PhD Thesis Title: Tackling tax avoidance and contemporary professionalism: The impact of anti-avoidance tax legislation on the accounting profession.
Supervisors: Dr Gerardine Doyle & Professor Aileen Pierce
External Examiner: Professor Lynne M. Oats, Exeter Business School
Tackling tax avoidance has become a priority for tax authorities. The accounting profession has been subject to significant criticism for its role in the promotion and facilitation of what may be regarded as aggressive tax avoidance. In response to this increasing issue of public concern, tax authorities have sought to tackle tax avoidance through the introduction of general anti-avoidance rules and supplementary provisions. These regulatory changes may be regarded as an attempt by tax authorities to disrupt the existing work practices of the accounting profession.
In this context, the escalating disruptive work practices are explored, identifying how a tax authority built up layers of disruptive work, at times crossing into categories of traditional creation and maintenance work, in its attempts to tackle aggressive tax avoidance.
These disruptive work practices were represented in changes to the general anti-avoidance tax regime. As a result, the accounting profession was impacted both directly and indirectly, where provisions introduced placed new reporting obligations on tax advisers and on taxpayers. The accounting profession’s response is explored, beginning with defiance (where changes were not aimed at it directly), moving to a combination of defiance and compromise (where it faced new reporting obligations) and finally public acquiescence and private avoidance and defiance (where it faced a Supreme Court decision strengthening the tax authority’s powers). The public and private response of the accounting profession are examined, by analysing public documentary evidence, together with interview and focus group data, enabling an in-depth understanding of the accounting profession’s response to regulatory changes to be explored.
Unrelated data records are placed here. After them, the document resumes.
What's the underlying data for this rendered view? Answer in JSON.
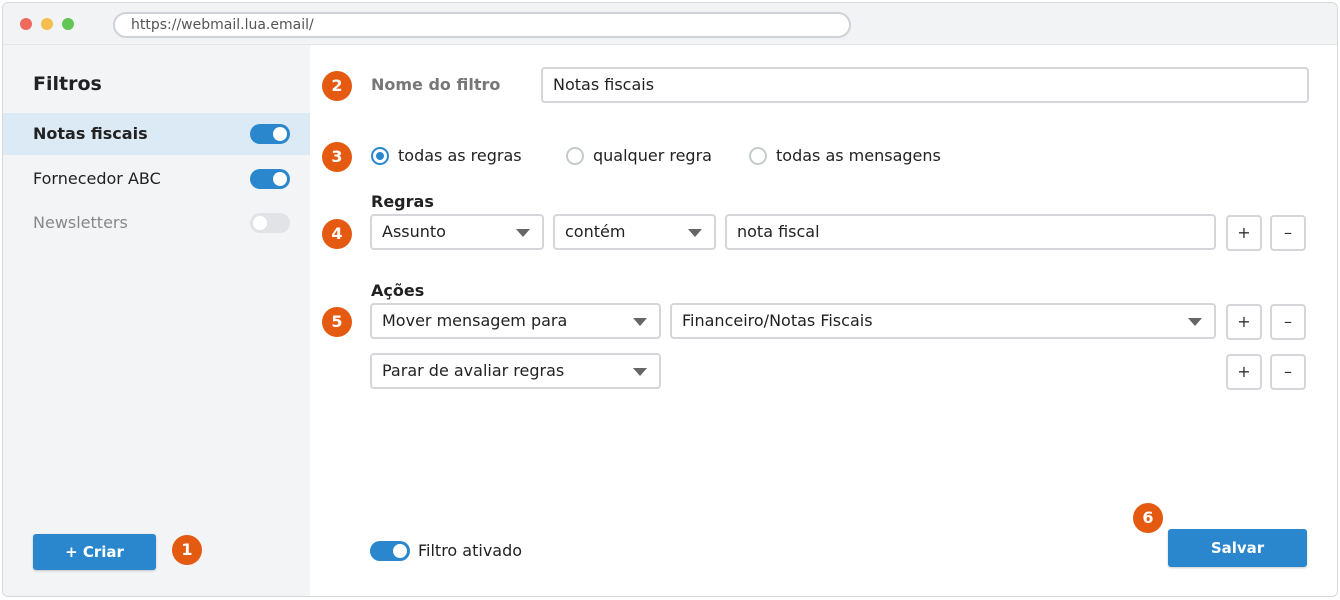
{
  "browser": {
    "url": "https://webmail.lua.email/"
  },
  "sidebar": {
    "title": "Filtros",
    "filters": [
      {
        "name": "Notas fiscais",
        "enabled": true,
        "selected": true
      },
      {
        "name": "Fornecedor ABC",
        "enabled": true,
        "selected": false
      },
      {
        "name": "Newsletters",
        "enabled": false,
        "selected": false
      }
    ],
    "create_label": "+ Criar"
  },
  "badges": [
    "1",
    "2",
    "3",
    "4",
    "5",
    "6"
  ],
  "form": {
    "name_label": "Nome do filtro",
    "name_value": "Notas fiscais",
    "match_options": [
      {
        "label": "todas as regras",
        "checked": true
      },
      {
        "label": "qualquer regra",
        "checked": false
      },
      {
        "label": "todas as mensagens",
        "checked": false
      }
    ],
    "rules_label": "Regras",
    "rule": {
      "field": "Assunto",
      "operator": "contém",
      "value": "nota fiscal"
    },
    "actions_label": "Ações",
    "actions": [
      {
        "action": "Mover mensagem para",
        "target": "Financeiro/Notas Fiscais"
      },
      {
        "action": "Parar de avaliar regras"
      }
    ],
    "add_label": "+",
    "remove_label": "–",
    "enabled_label": "Filtro ativado",
    "save_label": "Salvar"
  },
  "colors": {
    "accent": "#2a87cd",
    "badge": "#e35a10",
    "sidebar_bg": "#f3f4f6",
    "selected_bg": "#dceaf6"
  }
}
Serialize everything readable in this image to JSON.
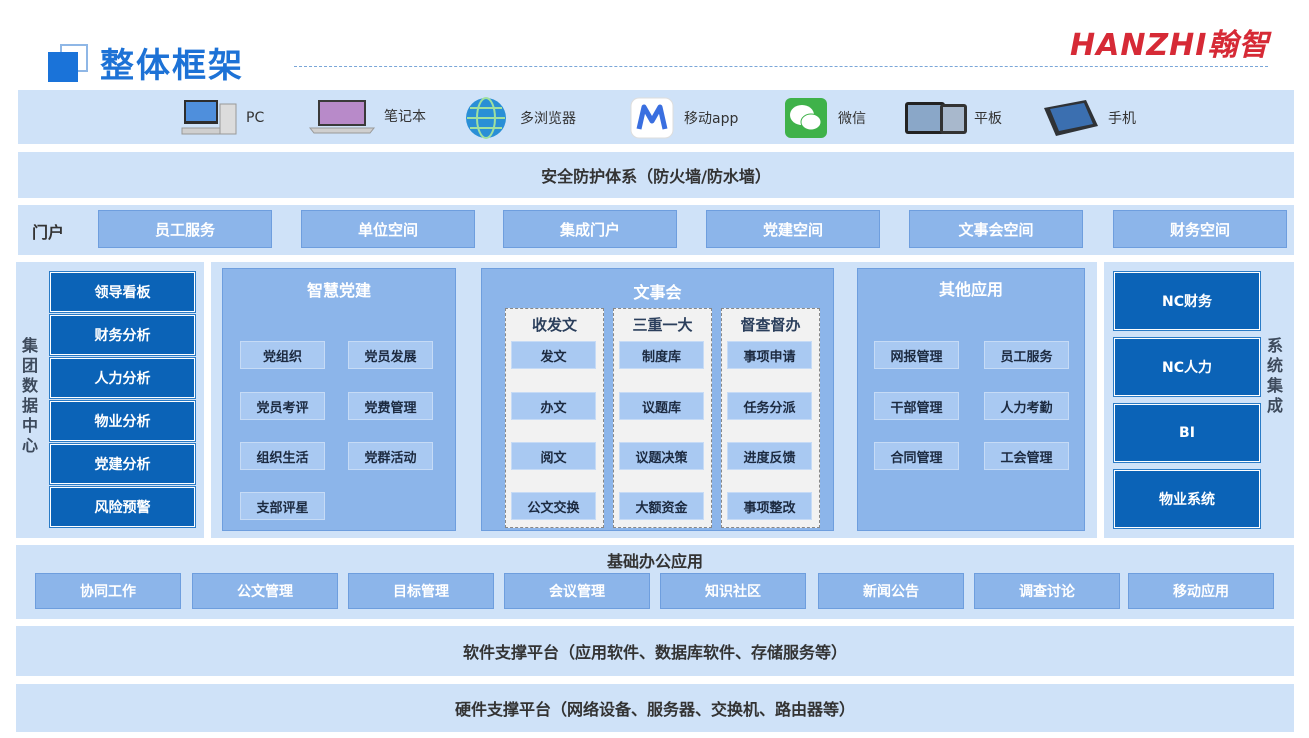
{
  "header": {
    "title": "整体框架",
    "brand": "HANZHI翰智"
  },
  "devices": [
    {
      "label": "PC",
      "icon": "pc-icon"
    },
    {
      "label": "笔记本",
      "icon": "laptop-icon"
    },
    {
      "label": "多浏览器",
      "icon": "globe-icon"
    },
    {
      "label": "移动app",
      "icon": "app-icon"
    },
    {
      "label": "微信",
      "icon": "wechat-icon"
    },
    {
      "label": "平板",
      "icon": "tablet-icon"
    },
    {
      "label": "手机",
      "icon": "phone-icon"
    }
  ],
  "security": "安全防护体系（防火墙/防水墙）",
  "portal": {
    "label": "门户",
    "items": [
      "员工服务",
      "单位空间",
      "集成门户",
      "党建空间",
      "文事会空间",
      "财务空间"
    ]
  },
  "data_center": {
    "label": "集团数据中心",
    "items": [
      "领导看板",
      "财务分析",
      "人力分析",
      "物业分析",
      "党建分析",
      "风险预警"
    ]
  },
  "party": {
    "title": "智慧党建",
    "items": [
      "党组织",
      "党员发展",
      "党员考评",
      "党费管理",
      "组织生活",
      "党群活动",
      "支部评星"
    ]
  },
  "council": {
    "title": "文事会",
    "columns": [
      {
        "title": "收发文",
        "items": [
          "发文",
          "办文",
          "阅文",
          "公文交换"
        ]
      },
      {
        "title": "三重一大",
        "items": [
          "制度库",
          "议题库",
          "议题决策",
          "大额资金"
        ]
      },
      {
        "title": "督查督办",
        "items": [
          "事项申请",
          "任务分派",
          "进度反馈",
          "事项整改"
        ]
      }
    ]
  },
  "other": {
    "title": "其他应用",
    "items": [
      "网报管理",
      "员工服务",
      "干部管理",
      "人力考勤",
      "合同管理",
      "工会管理"
    ]
  },
  "integration": {
    "label": "系统集成",
    "items": [
      "NC财务",
      "NC人力",
      "BI",
      "物业系统"
    ]
  },
  "basic": {
    "title": "基础办公应用",
    "items": [
      "协同工作",
      "公文管理",
      "目标管理",
      "会议管理",
      "知识社区",
      "新闻公告",
      "调查讨论",
      "移动应用"
    ]
  },
  "software": "软件支撑平台（应用软件、数据库软件、存储服务等）",
  "hardware": "硬件支撑平台（网络设备、服务器、交换机、路由器等）"
}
When faced with disruptive work, tax accountants are seen to engage in a range of different
maintenance work practices in an attempt to rebuff changes to their day-to-day work practices and advice given to clients. Once again, the complexity of real life, provides an opportunity to identify institutional work practices crossing traditional categories, with creation work practices identified in tax accountants’ attempts to maintain their status quo.
The influence of clients, and society more generally, on both the response of the accounting profession to changes in the general anti-avoidance tax regime and the resulting impact on work practices is identified throughout the study, with the concept of client-led professionalism emerging from the findings.